**What to work on:** Find the string "Stateful" in the listing below and return each line it appears in.

---------- Material for this task

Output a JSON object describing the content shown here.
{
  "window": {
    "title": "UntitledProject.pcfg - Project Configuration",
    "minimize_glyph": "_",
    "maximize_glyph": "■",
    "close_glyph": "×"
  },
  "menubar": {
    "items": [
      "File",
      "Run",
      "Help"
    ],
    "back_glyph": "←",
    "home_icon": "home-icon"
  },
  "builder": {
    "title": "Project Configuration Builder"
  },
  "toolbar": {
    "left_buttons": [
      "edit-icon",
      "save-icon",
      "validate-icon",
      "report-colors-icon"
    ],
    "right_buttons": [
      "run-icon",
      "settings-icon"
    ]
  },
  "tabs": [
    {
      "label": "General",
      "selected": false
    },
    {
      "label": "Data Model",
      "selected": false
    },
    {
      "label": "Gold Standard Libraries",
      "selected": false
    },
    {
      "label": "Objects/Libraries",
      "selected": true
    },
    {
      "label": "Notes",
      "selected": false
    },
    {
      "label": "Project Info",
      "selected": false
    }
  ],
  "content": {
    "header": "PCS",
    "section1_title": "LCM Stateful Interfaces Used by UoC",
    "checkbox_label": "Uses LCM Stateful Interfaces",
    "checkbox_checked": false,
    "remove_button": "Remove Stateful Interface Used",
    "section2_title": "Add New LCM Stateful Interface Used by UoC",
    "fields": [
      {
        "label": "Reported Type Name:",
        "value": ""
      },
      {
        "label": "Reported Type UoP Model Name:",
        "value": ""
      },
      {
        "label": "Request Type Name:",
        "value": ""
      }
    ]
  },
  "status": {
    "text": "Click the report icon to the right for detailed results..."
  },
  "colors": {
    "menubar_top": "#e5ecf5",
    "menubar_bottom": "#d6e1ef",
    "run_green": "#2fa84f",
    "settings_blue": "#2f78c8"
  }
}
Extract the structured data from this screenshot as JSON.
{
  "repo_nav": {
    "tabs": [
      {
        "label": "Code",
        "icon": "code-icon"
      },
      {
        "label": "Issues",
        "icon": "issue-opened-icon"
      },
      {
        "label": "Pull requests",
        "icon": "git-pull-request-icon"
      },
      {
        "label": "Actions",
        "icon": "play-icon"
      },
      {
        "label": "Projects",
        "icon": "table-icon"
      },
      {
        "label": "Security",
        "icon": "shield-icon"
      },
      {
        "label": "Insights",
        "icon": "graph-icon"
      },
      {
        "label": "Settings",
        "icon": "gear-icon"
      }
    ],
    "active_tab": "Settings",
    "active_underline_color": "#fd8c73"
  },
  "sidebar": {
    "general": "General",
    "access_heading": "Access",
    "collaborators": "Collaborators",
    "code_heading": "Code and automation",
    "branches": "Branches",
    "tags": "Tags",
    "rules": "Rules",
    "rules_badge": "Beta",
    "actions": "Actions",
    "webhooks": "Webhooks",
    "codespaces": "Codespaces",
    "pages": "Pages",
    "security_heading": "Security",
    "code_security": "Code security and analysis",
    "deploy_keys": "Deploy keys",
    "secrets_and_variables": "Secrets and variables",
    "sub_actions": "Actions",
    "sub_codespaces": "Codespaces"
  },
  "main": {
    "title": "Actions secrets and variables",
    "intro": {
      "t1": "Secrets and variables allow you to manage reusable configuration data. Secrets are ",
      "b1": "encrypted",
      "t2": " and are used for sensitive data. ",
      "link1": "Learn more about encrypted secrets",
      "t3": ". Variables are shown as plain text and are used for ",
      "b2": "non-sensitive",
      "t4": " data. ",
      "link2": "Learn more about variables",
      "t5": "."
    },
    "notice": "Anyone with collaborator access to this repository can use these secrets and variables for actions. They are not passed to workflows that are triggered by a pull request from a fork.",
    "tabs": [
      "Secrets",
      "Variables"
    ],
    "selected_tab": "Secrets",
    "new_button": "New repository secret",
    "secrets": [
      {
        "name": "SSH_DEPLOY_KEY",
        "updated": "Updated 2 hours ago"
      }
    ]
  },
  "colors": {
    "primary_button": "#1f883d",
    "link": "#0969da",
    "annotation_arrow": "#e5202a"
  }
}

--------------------

**Answer for the task:**
    "section1_title": "LCM Stateful Interfaces Used by UoC",
    "checkbox_label": "Uses LCM Stateful Interfaces",
    "remove_button": "Remove Stateful Interface Used",
    "section2_title": "Add New LCM Stateful Interface Used by UoC",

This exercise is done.